Material for this task →
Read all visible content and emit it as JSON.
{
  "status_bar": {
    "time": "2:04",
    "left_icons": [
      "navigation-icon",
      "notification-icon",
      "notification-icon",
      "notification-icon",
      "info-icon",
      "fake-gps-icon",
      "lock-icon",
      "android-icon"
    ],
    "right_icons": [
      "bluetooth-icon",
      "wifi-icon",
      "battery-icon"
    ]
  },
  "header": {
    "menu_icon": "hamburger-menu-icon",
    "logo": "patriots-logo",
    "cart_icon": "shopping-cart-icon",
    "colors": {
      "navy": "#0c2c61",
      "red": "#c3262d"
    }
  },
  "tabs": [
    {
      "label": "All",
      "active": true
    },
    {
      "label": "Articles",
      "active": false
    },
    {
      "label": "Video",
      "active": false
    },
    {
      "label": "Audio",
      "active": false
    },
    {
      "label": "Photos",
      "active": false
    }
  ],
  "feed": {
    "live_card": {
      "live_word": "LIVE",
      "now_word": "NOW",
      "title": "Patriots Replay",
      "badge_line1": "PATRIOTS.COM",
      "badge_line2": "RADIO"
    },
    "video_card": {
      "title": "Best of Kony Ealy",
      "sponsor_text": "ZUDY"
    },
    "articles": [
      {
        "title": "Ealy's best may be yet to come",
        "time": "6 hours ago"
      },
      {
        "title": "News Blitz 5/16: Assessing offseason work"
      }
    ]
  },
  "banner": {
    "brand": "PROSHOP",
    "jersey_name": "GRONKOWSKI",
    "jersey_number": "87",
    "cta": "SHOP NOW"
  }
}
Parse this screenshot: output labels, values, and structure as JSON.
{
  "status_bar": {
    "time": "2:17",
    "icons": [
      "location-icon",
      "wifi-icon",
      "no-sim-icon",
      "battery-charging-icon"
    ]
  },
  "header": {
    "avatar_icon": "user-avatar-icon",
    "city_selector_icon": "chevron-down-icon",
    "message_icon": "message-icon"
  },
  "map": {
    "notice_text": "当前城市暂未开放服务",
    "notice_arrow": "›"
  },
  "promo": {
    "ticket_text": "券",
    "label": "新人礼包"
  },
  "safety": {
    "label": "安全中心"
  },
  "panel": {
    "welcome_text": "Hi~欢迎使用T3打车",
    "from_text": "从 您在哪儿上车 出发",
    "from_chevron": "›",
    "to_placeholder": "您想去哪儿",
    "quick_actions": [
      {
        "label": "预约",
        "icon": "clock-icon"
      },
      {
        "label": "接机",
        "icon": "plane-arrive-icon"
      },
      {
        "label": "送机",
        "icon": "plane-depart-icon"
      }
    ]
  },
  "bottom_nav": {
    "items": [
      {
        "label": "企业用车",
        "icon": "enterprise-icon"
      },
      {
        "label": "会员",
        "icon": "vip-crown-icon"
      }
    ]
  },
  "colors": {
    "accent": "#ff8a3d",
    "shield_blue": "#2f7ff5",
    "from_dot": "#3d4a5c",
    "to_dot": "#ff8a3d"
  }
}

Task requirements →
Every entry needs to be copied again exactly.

Response to the exercise →
Read all visible content and emit it as JSON.
{
  "status_bar": {
    "time": "2:04",
    "left_icons": [
      "navigation-icon",
      "notification-icon",
      "notification-icon",
      "notification-icon",
      "info-icon",
      "fake-gps-icon",
      "lock-icon",
      "android-icon"
    ],
    "right_icons": [
      "bluetooth-icon",
      "wifi-icon",
      "battery-icon"
    ]
  },
  "header": {
    "menu_icon": "hamburger-menu-icon",
    "logo": "patriots-logo",
    "cart_icon": "shopping-cart-icon",
    "colors": {
      "navy": "#0c2c61",
      "red": "#c3262d"
    }
  },
  "tabs": [
    {
      "label": "All",
      "active": true
    },
    {
      "label": "Articles",
      "active": false
    },
    {
      "label": "Video",
      "active": false
    },
    {
      "label": "Audio",
      "active": false
    },
    {
      "label": "Photos",
      "active": false
    }
  ],
  "feed": {
    "live_card": {
      "live_word": "LIVE",
      "now_word": "NOW",
      "title": "Patriots Replay",
      "badge_line1": "PATRIOTS.COM",
      "badge_line2": "RADIO"
    },
    "video_card": {
      "title": "Best of Kony Ealy",
      "sponsor_text": "ZUDY"
    },
    "articles": [
      {
        "title": "Ealy's best may be yet to come",
        "time": "6 hours ago"
      },
      {
        "title": "News Blitz 5/16: Assessing offseason work"
      }
    ]
  },
  "banner": {
    "brand": "PROSHOP",
    "jersey_name": "GRONKOWSKI",
    "jersey_number": "87",
    "cta": "SHOP NOW"
  }
}
Parse this screenshot: output labels, values, and structure as JSON.
{
  "status_bar": {
    "time": "2:17",
    "icons": [
      "location-icon",
      "wifi-icon",
      "no-sim-icon",
      "battery-charging-icon"
    ]
  },
  "header": {
    "avatar_icon": "user-avatar-icon",
    "city_selector_icon": "chevron-down-icon",
    "message_icon": "message-icon"
  },
  "map": {
    "notice_text": "当前城市暂未开放服务",
    "notice_arrow": "›"
  },
  "promo": {
    "ticket_text": "券",
    "label": "新人礼包"
  },
  "safety": {
    "label": "安全中心"
  },
  "panel": {
    "welcome_text": "Hi~欢迎使用T3打车",
    "from_text": "从 您在哪儿上车 出发",
    "from_chevron": "›",
    "to_placeholder": "您想去哪儿",
    "quick_actions": [
      {
        "label": "预约",
        "icon": "clock-icon"
      },
      {
        "label": "接机",
        "icon": "plane-arrive-icon"
      },
      {
        "label": "送机",
        "icon": "plane-depart-icon"
      }
    ]
  },
  "bottom_nav": {
    "items": [
      {
        "label": "企业用车",
        "icon": "enterprise-icon"
      },
      {
        "label": "会员",
        "icon": "vip-crown-icon"
      }
    ]
  },
  "colors": {
    "accent": "#ff8a3d",
    "shield_blue": "#2f7ff5",
    "from_dot": "#3d4a5c",
    "to_dot": "#ff8a3d"
  }
}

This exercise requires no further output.